- _Entries from a dataset of interfaces_:

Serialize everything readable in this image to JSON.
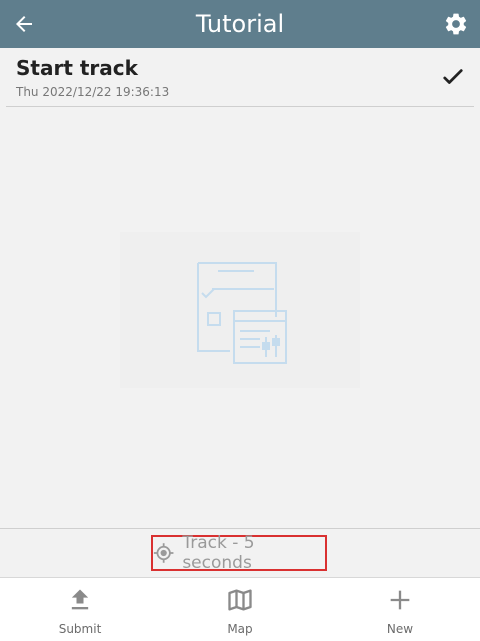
{
  "header": {
    "title": "Tutorial",
    "back_icon": "arrow-left-icon",
    "settings_icon": "gear-icon",
    "background": "#5f7e8d"
  },
  "list": {
    "items": [
      {
        "title": "Start track",
        "date": "Thu 2022/12/22 19:36:13",
        "status_icon": "checkmark-icon"
      }
    ]
  },
  "empty_state": {
    "icon": "form-checklist-icon"
  },
  "track": {
    "label": "Track - 5 seconds",
    "icon": "gps-target-icon",
    "highlight_color": "#d93030"
  },
  "tabs": [
    {
      "label": "Submit",
      "icon": "upload-icon"
    },
    {
      "label": "Map",
      "icon": "map-icon"
    },
    {
      "label": "New",
      "icon": "plus-icon"
    }
  ]
}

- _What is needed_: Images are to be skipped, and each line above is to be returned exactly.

- _Output of the exercise_:
Serialize everything readable in this image to JSON.
{
  "header": {
    "title": "Tutorial",
    "back_icon": "arrow-left-icon",
    "settings_icon": "gear-icon",
    "background": "#5f7e8d"
  },
  "list": {
    "items": [
      {
        "title": "Start track",
        "date": "Thu 2022/12/22 19:36:13",
        "status_icon": "checkmark-icon"
      }
    ]
  },
  "empty_state": {
    "icon": "form-checklist-icon"
  },
  "track": {
    "label": "Track - 5 seconds",
    "icon": "gps-target-icon",
    "highlight_color": "#d93030"
  },
  "tabs": [
    {
      "label": "Submit",
      "icon": "upload-icon"
    },
    {
      "label": "Map",
      "icon": "map-icon"
    },
    {
      "label": "New",
      "icon": "plus-icon"
    }
  ]
}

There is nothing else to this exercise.